No matter where you stand on the debate whether schools should re-open in the fall, we can all agree on one thing: whatever happens, it needs to be done safely. With a new school year fast approaching, there’s been a lot of talk in recent weeks regarding the pros and cons of re-opening schools. There has also been a lot of planning regarding how this can be done in a safe manner. In this blog post, we want to highlight the different methods that are being proposed, and some key strategies to make sure which ever method is followed, we can have a successful and safe learning experience.
There are basically two methods to re-opening schools: virtual learning only, or a blended learning model. First and foremost, it’s important to be able to adapt to changing circumstances. Whether your school district is adapting a virtual only model, or a blended learning model, alternative plans must be set in place. It’s impossible to predict what will happen, and we can’t expect that whatever plan is in place come the start of the school season will be the one in place by its end. Things change very quickly and it’s important to have alternative plans when this happens. Make sure you know your school’s alternative plans and be prepared to enact them at a moment’s notice.
Virtual Learning Only Model
This model is exactly what it sounds like. All learning will take place in a virtual environment. In this model, the schools will remain closed and teachers will conduct their lessons virtually over an Internet-based video conferencing program. This model is by far the safest option as it maintains physical distancing requirements as well as virtually eliminating any danger of a virus spreading between teachers, their students and their peers. However, there are a lot of downsides to this model. For one, many if not most students benefit from the in-class environment. Learning from home can be difficult, both physically and emotionally. Teacher’s will no longer be able to maintain order within their classrooms, as they will not have access to their students’ environment. Parents may also be limited by their own work schedules, and may not have access to alternative childcare options.
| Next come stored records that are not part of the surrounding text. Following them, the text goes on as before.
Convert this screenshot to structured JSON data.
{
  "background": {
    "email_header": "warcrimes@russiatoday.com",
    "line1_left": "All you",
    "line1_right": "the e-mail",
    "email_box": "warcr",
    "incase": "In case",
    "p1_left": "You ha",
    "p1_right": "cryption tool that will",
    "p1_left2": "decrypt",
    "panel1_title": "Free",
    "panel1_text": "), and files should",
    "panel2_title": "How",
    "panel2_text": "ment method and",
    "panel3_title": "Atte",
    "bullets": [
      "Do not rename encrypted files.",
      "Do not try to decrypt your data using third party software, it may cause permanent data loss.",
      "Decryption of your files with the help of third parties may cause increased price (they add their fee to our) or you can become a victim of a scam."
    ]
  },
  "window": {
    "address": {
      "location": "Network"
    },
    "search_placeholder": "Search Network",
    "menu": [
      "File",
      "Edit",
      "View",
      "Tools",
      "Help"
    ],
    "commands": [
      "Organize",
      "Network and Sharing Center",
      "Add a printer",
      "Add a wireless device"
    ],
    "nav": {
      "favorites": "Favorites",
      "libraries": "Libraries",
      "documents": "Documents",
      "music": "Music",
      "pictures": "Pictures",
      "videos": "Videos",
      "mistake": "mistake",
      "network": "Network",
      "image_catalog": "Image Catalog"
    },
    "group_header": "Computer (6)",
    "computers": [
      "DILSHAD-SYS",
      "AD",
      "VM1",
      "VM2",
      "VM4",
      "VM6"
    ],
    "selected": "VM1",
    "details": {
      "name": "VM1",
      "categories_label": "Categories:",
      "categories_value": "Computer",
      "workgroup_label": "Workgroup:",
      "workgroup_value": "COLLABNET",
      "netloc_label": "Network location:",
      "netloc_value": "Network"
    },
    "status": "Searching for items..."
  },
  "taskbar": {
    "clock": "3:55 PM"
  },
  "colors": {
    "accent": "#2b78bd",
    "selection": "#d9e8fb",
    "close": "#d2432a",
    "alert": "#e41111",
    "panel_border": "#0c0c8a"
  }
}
Additionally, there are many households that do not have a reliable Internet connection. In this case, there are a few strategies we’ve compiled below.
- Teachers can opt to record their lessons ahead of time and share them with their students through any method that is required. For instance, if students only have access to the Internet during a specified time, they can access their teacher’s lesson when it works for them.
- Establish a conference-calling system that uses their home phone connection. There will be no visual component to the lesson, but instead teachers can talk in a group setting, or one-on-one with their students.
- Most schools have an Internet connection established in every classroom. Students with unreliable Internet access could then be allowed entry into the school during specified days and times.
Blended Learning Model
This model is one that most schools are considering at the moment. It combines in-class learning with at-home virtual learning. There are many benefits and drawbacks to this model. For instance, rigorous safety measures must be met in order to maintain a safe classroom environment. With this model, parents still have the option to opt out and follow a virtual method instead.
With a blended learning model, students will be in school for only a few days per week. The class size will be much smaller and social distancing requirements will be in place. The rest of the week will be virtual learning from home. We suggest limiting the time in school to strictly what is imperative for in-person learning. For instance, priority can be placed on homework assignments with very limited time spent on the lesson. This option will help limit the amount of time spent in the classroom, and will also help students develop critical thinking skills. Designated times can be set for students to call or e-mail their teachers for additional help.
Opening the schools even for a few days per week still poses a risk. That’s why there are a set of guidelines established in order to maintain a safe environment. Below is a list of those guidelines as well as our strategies to help maintain them.
UNICEF, in partnership with The World Health Organization (WHO) and IFRC have created a set of guidelines for students, parents, teachers, and school administration to follow in order to prevent and control COVID-19 in the classrooms. You can access the full guide here. In it, there are several helpful checklists for each individual to follow in order to maintain the safety guidelines established. Find the checklists for school administrators, teachers, staff, parents, caregivers, and students here.